### STORED DATA ###
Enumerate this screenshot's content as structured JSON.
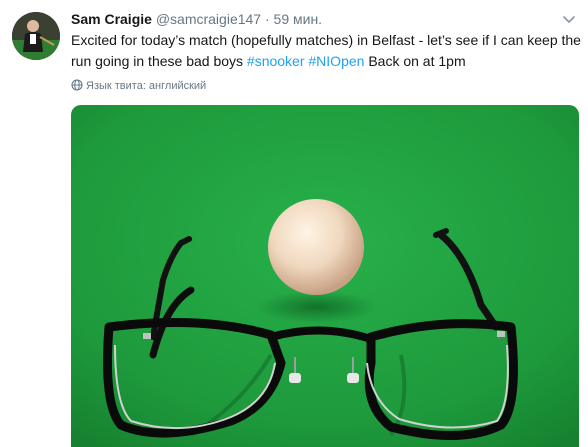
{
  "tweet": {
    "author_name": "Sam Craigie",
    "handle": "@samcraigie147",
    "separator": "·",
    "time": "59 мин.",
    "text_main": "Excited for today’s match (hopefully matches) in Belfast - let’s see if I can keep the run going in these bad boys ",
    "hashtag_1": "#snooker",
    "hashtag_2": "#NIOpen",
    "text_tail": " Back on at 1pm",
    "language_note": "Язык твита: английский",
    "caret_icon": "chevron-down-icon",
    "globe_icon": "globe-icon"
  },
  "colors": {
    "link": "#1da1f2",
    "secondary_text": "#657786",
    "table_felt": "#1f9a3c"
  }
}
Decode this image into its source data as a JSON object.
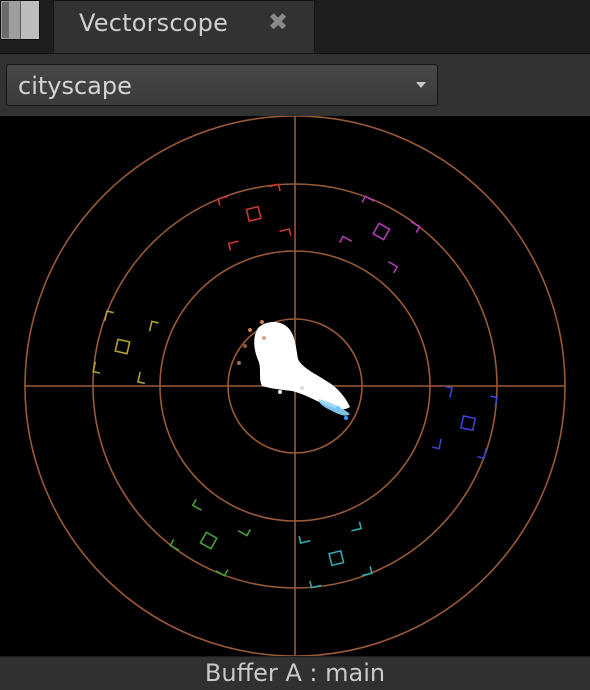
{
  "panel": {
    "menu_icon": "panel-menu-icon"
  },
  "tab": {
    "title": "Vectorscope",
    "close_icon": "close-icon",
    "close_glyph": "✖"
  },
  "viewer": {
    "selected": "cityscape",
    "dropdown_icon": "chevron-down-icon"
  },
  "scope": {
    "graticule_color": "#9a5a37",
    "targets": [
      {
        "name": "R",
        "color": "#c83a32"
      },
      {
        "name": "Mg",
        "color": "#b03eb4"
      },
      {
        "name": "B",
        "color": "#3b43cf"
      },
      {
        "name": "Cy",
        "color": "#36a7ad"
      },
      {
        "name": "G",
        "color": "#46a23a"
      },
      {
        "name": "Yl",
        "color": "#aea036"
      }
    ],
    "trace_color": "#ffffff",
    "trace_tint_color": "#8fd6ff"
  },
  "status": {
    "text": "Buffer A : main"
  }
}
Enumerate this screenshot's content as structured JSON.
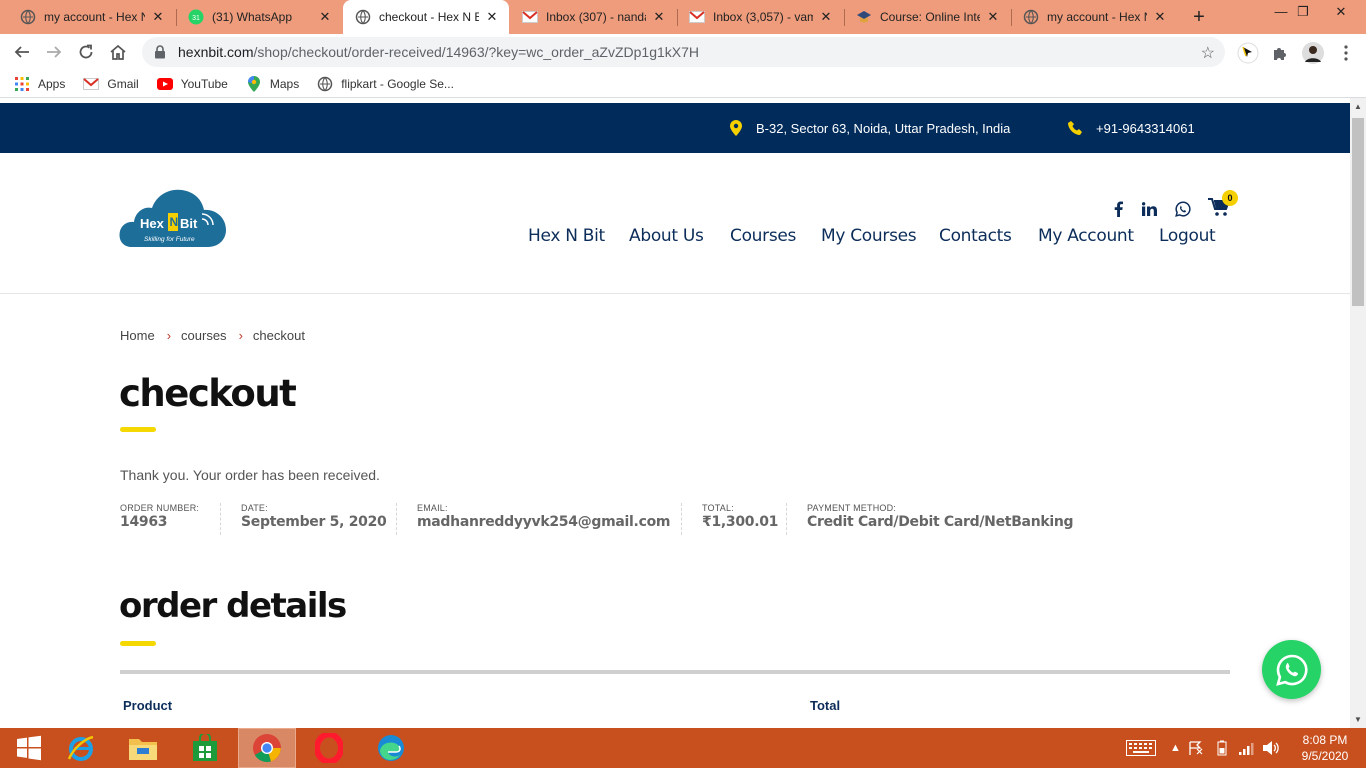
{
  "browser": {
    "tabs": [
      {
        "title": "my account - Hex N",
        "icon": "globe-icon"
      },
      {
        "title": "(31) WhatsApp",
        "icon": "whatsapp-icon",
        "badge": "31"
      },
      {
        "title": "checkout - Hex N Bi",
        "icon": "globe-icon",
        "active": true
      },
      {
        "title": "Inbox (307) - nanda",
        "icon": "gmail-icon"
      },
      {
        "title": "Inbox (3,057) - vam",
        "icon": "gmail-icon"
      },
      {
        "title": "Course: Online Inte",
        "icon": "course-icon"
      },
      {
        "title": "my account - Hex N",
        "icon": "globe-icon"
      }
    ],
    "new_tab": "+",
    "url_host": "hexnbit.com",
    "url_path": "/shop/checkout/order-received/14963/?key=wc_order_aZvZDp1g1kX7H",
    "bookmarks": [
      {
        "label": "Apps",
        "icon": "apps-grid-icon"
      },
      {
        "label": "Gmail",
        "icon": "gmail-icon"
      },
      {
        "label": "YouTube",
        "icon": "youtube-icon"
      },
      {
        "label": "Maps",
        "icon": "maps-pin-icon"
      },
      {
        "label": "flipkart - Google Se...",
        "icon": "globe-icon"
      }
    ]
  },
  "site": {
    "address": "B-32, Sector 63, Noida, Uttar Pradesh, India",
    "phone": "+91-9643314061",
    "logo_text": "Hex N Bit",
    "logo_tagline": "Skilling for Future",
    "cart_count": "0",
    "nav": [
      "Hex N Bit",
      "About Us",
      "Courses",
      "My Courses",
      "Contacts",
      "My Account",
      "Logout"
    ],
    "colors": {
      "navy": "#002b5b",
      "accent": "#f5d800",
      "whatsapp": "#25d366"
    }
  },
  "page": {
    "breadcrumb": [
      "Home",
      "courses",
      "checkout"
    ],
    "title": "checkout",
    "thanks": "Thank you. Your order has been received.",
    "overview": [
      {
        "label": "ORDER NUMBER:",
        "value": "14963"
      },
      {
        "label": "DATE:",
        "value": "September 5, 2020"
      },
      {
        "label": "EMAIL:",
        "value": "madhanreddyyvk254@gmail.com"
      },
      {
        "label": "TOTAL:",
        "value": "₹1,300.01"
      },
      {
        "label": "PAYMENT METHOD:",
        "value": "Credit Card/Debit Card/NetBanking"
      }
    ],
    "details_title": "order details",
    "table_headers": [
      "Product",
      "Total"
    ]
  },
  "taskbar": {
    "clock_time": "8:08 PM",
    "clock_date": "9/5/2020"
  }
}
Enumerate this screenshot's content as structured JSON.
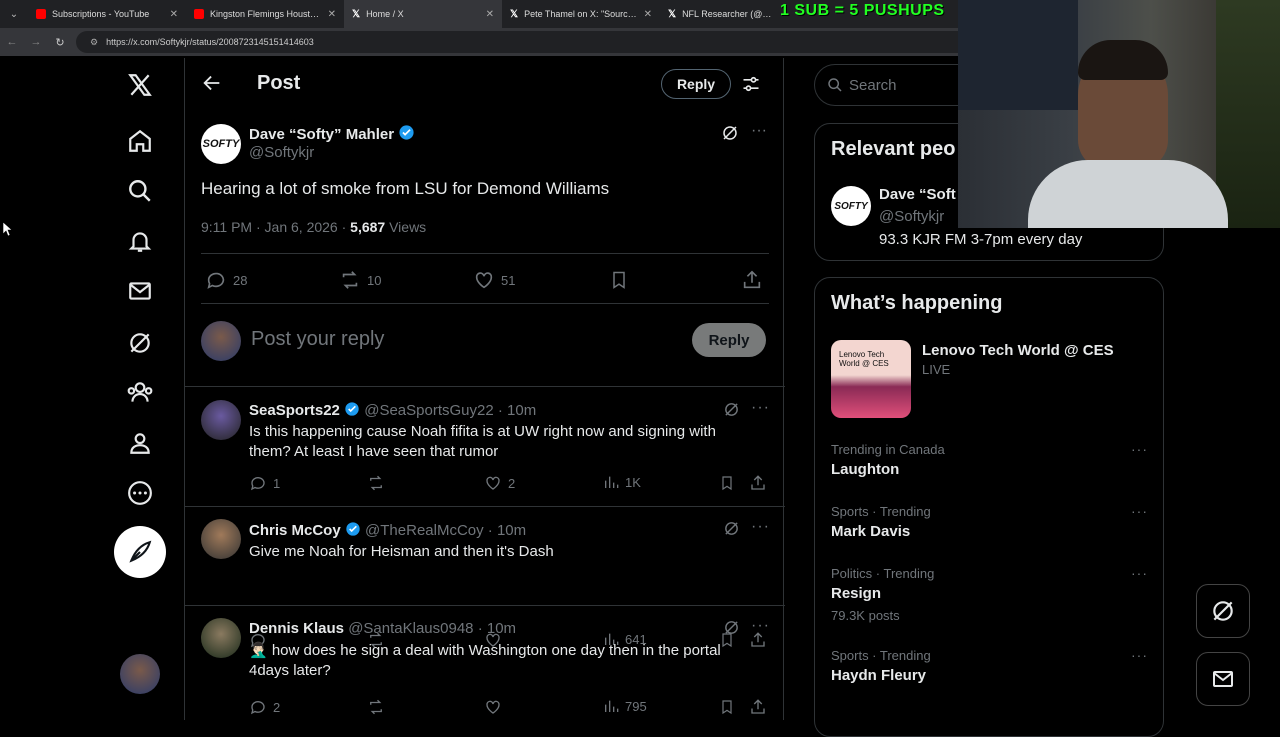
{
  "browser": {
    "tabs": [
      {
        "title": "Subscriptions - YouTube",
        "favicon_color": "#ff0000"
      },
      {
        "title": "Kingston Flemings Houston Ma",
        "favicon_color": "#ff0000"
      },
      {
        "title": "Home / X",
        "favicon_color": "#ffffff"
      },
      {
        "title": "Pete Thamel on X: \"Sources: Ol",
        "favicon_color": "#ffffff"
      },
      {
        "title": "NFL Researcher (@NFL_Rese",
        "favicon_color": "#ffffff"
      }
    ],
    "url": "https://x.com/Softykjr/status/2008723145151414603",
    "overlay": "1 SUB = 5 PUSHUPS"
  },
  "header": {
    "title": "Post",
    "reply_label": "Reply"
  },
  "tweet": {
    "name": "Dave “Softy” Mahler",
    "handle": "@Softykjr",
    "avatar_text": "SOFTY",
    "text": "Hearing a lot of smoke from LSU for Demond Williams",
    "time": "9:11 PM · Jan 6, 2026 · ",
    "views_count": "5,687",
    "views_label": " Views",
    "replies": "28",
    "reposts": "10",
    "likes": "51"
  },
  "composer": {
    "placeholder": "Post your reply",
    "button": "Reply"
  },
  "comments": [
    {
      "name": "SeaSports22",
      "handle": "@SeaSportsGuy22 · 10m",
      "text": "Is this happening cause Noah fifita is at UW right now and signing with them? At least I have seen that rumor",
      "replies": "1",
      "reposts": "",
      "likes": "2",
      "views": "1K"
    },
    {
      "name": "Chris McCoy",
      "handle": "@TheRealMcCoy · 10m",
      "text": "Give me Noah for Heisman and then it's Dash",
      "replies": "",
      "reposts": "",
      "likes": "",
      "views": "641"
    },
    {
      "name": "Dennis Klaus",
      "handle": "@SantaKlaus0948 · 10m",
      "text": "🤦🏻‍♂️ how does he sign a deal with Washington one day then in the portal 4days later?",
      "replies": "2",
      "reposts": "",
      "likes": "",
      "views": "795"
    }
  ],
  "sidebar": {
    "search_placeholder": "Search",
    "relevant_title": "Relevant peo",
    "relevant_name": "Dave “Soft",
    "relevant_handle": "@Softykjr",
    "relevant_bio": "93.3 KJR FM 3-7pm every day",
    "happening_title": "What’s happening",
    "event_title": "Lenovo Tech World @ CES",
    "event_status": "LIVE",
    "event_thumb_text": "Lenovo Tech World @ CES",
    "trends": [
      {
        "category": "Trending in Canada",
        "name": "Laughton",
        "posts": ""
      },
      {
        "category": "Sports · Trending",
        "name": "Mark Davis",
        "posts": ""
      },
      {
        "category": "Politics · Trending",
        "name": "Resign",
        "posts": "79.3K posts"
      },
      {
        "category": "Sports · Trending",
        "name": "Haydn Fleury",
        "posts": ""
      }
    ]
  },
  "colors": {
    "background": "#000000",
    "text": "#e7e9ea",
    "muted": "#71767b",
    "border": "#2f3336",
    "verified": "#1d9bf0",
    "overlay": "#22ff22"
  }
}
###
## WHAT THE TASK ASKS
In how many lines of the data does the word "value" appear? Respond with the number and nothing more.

## OUTPUT FOR THIS EXERCISE
5